*YOUR OBJECTIVE*. Copy every record exactly, and keep the pictures out.
═════ RECORDS PROVIDED ═════
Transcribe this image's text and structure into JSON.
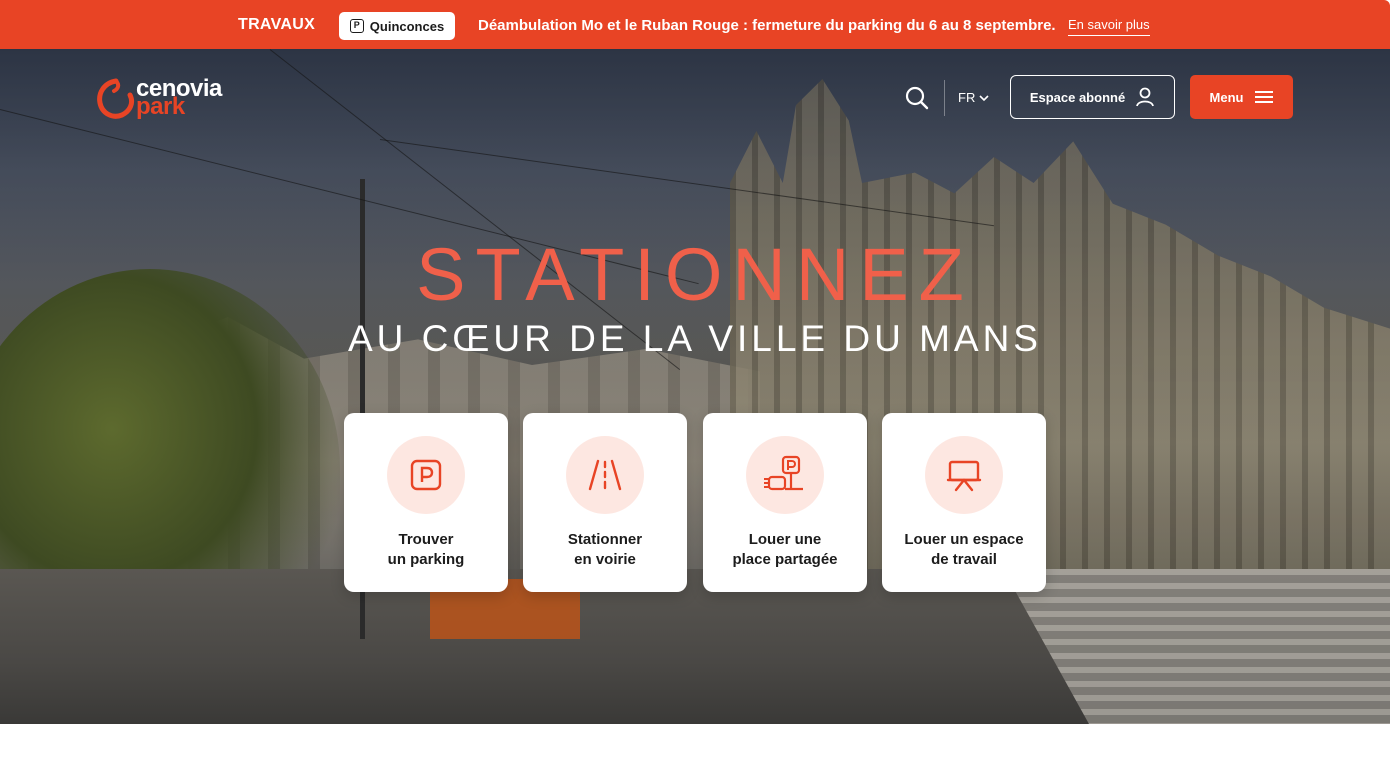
{
  "banner": {
    "label": "TRAVAUX",
    "pill_icon": "parking-p-icon",
    "pill_text": "Quinconces",
    "message": "Déambulation Mo et le Ruban Rouge : fermeture du parking du 6 au 8 septembre.",
    "link": "En savoir plus"
  },
  "header": {
    "logo_line1": "cenovia",
    "logo_line2": "park",
    "search_icon": "search-icon",
    "language": "FR",
    "subscriber_button": "Espace abonné",
    "menu_button": "Menu"
  },
  "hero": {
    "title": "STATIONNEZ",
    "subtitle": "AU CŒUR DE LA VILLE DU MANS"
  },
  "cards": [
    {
      "line1": "Trouver",
      "line2": "un parking",
      "icon": "parking-icon"
    },
    {
      "line1": "Stationner",
      "line2": "en voirie",
      "icon": "road-icon"
    },
    {
      "line1": "Louer une",
      "line2": "place partagée",
      "icon": "shared-parking-icon"
    },
    {
      "line1": "Louer un espace",
      "line2": "de travail",
      "icon": "presentation-board-icon"
    }
  ],
  "colors": {
    "brand_red": "#e84425",
    "title_salmon": "#f0604a",
    "icon_bg": "#fde7e1"
  }
}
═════
*EXERCISE RESULT*.
Transcribe this image's text and structure into JSON.
{
  "banner": {
    "label": "TRAVAUX",
    "pill_icon": "parking-p-icon",
    "pill_text": "Quinconces",
    "message": "Déambulation Mo et le Ruban Rouge : fermeture du parking du 6 au 8 septembre.",
    "link": "En savoir plus"
  },
  "header": {
    "logo_line1": "cenovia",
    "logo_line2": "park",
    "search_icon": "search-icon",
    "language": "FR",
    "subscriber_button": "Espace abonné",
    "menu_button": "Menu"
  },
  "hero": {
    "title": "STATIONNEZ",
    "subtitle": "AU CŒUR DE LA VILLE DU MANS"
  },
  "cards": [
    {
      "line1": "Trouver",
      "line2": "un parking",
      "icon": "parking-icon"
    },
    {
      "line1": "Stationner",
      "line2": "en voirie",
      "icon": "road-icon"
    },
    {
      "line1": "Louer une",
      "line2": "place partagée",
      "icon": "shared-parking-icon"
    },
    {
      "line1": "Louer un espace",
      "line2": "de travail",
      "icon": "presentation-board-icon"
    }
  ],
  "colors": {
    "brand_red": "#e84425",
    "title_salmon": "#f0604a",
    "icon_bg": "#fde7e1"
  }
}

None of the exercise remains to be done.